Lately figured on the menu of Lingner's Restaurant. A roast swan, which weighed before trussin 35 lbs. As to its culinary treatment, the bird was larded and stuffed with chestnuts and truffles, braised before roasting, and finally served up to the double accompaniment of red cabbage and port-wine sauce. There was a good demand for the dish, and roast swan was soon reported "off." Twenty-nine "portions" were served, at 30 cents each. Mr. T. Vallet, of the Swan Hotel, Alton, sends us the following recipe in the hope that it may be " of some use to a confrere, who finds himself face to face with a cygnet for the first time." " The following will be found a very good way to treat it: When the bird is well cleaned, rub it inside and out with a spoonful of finely-bruised cloves, fill it with a stuffing made of 2 lb. of beefsteak, chopped very fine, well seasoned, adding 4 oz. of butter and some chopped shallot. Sew up the bird and tie on the spit with care, so as not to let the gravy escape. Cover with buttered paper. The fire should not be too fierce, as the bird is apt to acquire a high color. A cygnet of 15 lbs. requires a little over two hours. Half a pint of port-wine boiled with a little glaze mixed with the gravy that comes from the roast is to be poured on the dish.

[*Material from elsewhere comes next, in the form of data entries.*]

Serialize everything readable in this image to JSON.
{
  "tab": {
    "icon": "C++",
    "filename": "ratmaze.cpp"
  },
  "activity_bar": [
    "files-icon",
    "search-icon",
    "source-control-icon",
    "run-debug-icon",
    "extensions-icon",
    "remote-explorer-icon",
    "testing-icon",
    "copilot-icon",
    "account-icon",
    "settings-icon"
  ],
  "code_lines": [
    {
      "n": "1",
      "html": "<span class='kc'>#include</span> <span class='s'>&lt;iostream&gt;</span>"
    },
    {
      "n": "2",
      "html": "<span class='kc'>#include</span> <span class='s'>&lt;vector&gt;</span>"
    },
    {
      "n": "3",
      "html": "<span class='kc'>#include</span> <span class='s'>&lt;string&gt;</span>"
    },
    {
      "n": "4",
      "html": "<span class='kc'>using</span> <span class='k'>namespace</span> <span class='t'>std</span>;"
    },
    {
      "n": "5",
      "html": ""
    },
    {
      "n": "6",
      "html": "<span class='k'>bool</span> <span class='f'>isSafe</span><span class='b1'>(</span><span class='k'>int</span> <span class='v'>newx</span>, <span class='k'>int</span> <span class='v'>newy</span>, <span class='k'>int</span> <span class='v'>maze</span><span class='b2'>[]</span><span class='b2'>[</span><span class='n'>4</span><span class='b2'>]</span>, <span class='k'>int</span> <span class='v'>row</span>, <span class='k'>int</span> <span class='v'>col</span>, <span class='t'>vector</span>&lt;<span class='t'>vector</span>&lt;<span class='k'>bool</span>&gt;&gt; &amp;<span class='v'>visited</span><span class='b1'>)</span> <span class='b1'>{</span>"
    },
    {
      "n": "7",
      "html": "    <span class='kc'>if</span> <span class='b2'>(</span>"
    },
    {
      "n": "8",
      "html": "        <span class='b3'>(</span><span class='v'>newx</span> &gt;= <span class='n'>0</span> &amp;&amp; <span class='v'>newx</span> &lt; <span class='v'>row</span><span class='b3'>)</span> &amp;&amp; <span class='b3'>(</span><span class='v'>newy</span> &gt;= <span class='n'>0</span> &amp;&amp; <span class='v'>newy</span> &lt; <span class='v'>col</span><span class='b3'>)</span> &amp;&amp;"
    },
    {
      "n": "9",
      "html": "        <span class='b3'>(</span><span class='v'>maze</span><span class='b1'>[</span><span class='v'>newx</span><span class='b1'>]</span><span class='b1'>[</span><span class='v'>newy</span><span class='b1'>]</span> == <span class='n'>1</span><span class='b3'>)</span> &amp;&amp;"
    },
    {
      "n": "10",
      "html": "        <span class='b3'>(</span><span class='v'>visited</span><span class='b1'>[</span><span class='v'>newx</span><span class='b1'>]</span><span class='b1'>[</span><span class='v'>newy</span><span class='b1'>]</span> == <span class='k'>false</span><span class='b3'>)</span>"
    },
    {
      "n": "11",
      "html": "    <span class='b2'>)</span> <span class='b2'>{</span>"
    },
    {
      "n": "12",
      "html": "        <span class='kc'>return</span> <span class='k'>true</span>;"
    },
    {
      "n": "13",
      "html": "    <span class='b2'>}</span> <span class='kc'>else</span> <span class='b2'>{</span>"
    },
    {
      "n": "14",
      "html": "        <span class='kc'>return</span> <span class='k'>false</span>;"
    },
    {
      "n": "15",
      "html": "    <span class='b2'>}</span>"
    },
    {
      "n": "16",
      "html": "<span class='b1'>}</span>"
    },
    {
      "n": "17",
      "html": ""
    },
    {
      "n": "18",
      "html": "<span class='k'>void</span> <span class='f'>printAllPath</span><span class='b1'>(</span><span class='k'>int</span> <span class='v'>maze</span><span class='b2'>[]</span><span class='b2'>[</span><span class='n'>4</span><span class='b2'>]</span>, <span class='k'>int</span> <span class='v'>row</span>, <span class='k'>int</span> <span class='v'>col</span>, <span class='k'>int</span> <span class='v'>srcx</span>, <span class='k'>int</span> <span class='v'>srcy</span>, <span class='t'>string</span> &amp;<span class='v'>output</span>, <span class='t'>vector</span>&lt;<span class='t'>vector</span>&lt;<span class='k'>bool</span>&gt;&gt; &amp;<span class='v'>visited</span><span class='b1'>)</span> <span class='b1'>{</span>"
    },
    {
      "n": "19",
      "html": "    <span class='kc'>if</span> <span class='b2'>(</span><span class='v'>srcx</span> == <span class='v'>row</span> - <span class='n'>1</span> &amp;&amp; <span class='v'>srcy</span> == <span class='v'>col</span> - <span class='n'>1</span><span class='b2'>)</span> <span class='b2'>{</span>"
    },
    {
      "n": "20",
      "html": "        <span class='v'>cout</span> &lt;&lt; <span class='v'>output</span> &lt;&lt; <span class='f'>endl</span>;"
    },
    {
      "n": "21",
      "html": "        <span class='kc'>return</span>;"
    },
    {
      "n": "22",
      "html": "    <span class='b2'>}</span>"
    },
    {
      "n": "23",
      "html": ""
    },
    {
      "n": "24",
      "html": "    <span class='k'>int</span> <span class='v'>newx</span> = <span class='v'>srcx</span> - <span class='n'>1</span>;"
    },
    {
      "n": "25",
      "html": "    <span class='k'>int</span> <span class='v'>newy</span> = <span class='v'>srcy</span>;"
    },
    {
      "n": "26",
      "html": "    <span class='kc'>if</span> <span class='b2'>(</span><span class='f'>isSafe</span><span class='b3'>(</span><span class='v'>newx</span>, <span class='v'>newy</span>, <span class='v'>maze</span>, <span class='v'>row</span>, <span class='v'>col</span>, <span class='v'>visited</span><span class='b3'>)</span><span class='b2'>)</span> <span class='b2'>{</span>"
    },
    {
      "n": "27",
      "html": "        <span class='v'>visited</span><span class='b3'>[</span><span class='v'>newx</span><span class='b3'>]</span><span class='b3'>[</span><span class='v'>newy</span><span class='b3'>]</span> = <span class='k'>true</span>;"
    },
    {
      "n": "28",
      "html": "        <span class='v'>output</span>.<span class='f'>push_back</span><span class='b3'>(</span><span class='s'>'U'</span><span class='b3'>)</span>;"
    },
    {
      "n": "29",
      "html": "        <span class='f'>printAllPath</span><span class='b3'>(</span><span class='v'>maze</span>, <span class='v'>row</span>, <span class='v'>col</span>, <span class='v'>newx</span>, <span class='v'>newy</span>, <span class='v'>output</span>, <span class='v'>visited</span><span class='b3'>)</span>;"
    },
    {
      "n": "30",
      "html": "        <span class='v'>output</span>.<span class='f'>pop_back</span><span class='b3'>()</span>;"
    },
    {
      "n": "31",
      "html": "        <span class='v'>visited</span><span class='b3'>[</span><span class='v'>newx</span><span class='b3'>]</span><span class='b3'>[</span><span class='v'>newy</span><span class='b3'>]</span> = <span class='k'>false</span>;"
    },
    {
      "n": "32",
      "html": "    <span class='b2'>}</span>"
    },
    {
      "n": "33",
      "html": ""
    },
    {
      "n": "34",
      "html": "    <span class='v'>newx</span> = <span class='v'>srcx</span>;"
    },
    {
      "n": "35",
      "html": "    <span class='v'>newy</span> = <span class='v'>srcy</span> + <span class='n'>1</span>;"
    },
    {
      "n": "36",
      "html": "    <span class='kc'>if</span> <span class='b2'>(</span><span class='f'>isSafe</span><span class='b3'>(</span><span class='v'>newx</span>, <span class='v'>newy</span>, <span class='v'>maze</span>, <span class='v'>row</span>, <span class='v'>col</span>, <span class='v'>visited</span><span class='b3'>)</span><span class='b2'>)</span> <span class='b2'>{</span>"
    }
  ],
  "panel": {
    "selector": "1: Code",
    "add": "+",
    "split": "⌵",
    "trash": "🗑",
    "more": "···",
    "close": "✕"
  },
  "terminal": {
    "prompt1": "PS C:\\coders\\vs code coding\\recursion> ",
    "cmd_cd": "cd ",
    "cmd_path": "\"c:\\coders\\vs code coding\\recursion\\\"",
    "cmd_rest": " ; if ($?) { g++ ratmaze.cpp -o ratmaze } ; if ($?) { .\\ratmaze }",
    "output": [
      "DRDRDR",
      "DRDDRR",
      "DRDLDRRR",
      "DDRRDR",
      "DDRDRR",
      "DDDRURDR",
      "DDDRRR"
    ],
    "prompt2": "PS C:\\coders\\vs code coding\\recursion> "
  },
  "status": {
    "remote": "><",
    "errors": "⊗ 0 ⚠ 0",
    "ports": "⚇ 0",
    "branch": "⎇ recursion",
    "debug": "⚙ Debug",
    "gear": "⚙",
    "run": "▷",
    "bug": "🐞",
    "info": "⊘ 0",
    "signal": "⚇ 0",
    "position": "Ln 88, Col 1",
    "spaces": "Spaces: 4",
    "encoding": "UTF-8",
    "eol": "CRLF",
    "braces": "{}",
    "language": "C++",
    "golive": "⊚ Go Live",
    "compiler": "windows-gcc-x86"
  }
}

It should be served with hot currant jelly in a boat." The breeding of swans for market is suggested by a correspondent as an industry likely to bear profit. He writes: "I dined the other day at a house where for a party of twelve a swan was the piece de resistance. It was pronounced to be something between a goose and a roast hare for flavor, and, being a cygnet of last summer's rearing, it afforded, some said, as much meat, and some rather more, than a first-class turkey." Cigne and Cignet are the French for swan and young swan.